The bill’s framework contains certain requirements for the Secretary of Homeland Security to include when developing the pilot program. These requirements include:

  • The program will be voluntary for non-asset based third-party logistics providers that arrange international transportation of freight.
  • The Secretary of Homeland Security shall ensure that no fewer than five non-asset based third-party logistics providers take part in the pilot program.
  • The pilot program shall be conducted for a minimum of one year.

The Secretary of Homeland Security will have 180 days after enactment of the bill to develop the pilot program.

TIA has been working on inclusion in the C-TPAT program for non-asset based third-party logistics providers, since the inception of the program in 2001. This is a huge first step to eliminate the discrimination of the brokerage industry and ensuring our nation’s security. 

 

 

**TIA Draft C-TPAT Security Criteria for Non-asset based Property Brokers 

 

Launched in direct response to the terrorist attacks of September 11, 2001, the C-TPAT program seeks to safeguard the world’s vibrant trade industry from terrorists, maintaining the economic health of the United States and its neighbors.  The partnership develops and adopts measures that add security but do not have a chilling effect on trade, often a difficult balancing act.
 
By extending the United States’ zone of security to the point of origin, the customs- trade partnership allows for better risk assessment and targeting, freeing Customs and Border Protection (CBP) to allocate inspectional resources to more questionable shipments.
 
CBP announced that third party logistics providers (3PLs) that meet certain criteria, may enroll in the C-TPAT Program beginning in January 2009.  Unfortunately, the draft criteria proposed by CBP indicates that few additional providers of logistics services, if any, will be able to meet the 3PL eligibility criteria.
 
CBP has indicated that non-asset based 3PLs that perform duties such as quoting, booking, routing and auditing but do not own warehousing facilities, vehicles, aircraft or any other transportation assets do not qualify for eligibility.
 
Property brokers represent a key component of the international movement of freight and the security of their operations is critical to ensuring overall supply chain security. These companies are responsible for thousands of international shipments each year totaling billions of dollars in freight, including daily cross-border movements at the U.S.- Mexico
and the U.S.- Canada borders.
 
TIA previously focused our efforts on CBP and the Commercial Operations Advisory Committee (COAC), a private sector advisory group who meets quarterly and advises Customs and the U.S. Department of Treasury on supply chain and trade policy.   
 
Having exhausted our opportunities with CBP and COAC, we now concentrate our efforts with the U.S. Congress’ Committees of jurisdiction and are bringing our case directly to Members of Congress.  We have been joined in this effort by the U.S. Chamber of Commerce’s Global Supply Chain Task Force.

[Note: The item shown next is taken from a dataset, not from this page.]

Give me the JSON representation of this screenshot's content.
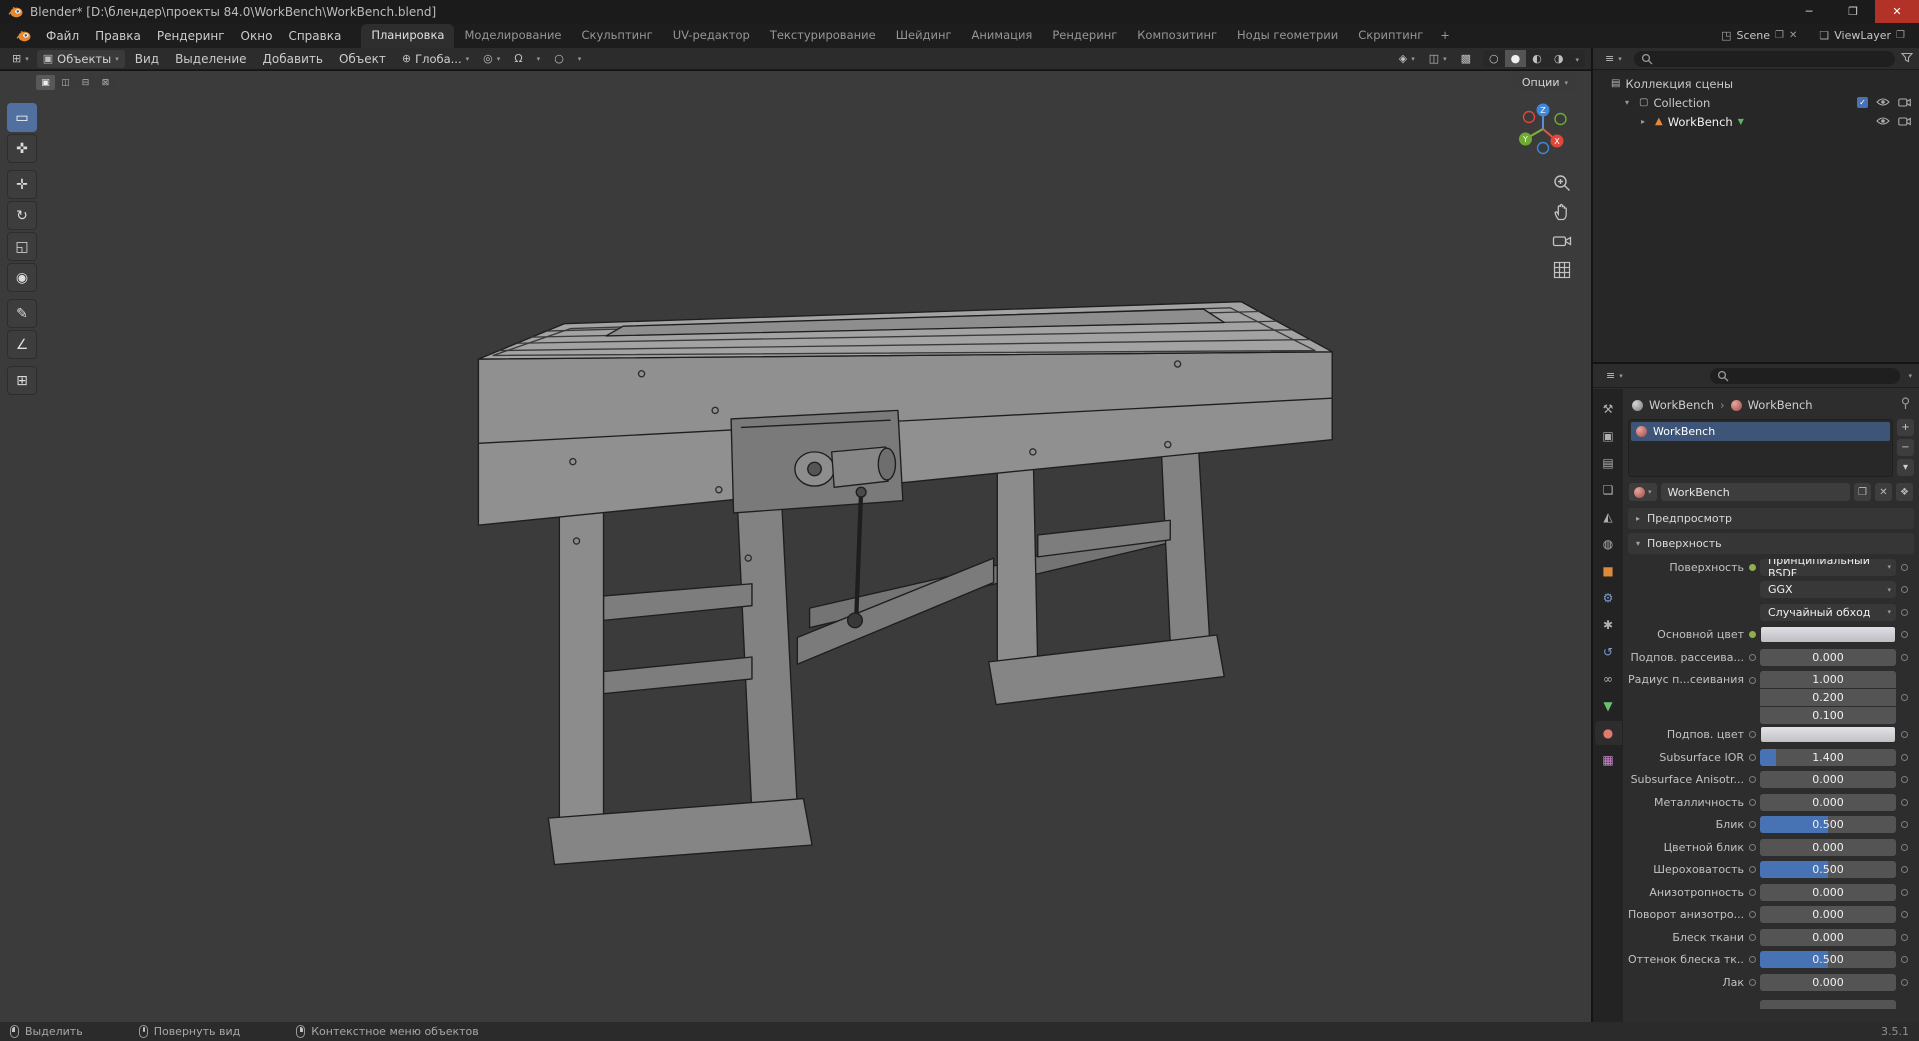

Please click here to read the C-TPAT testimony from December 2, 2009.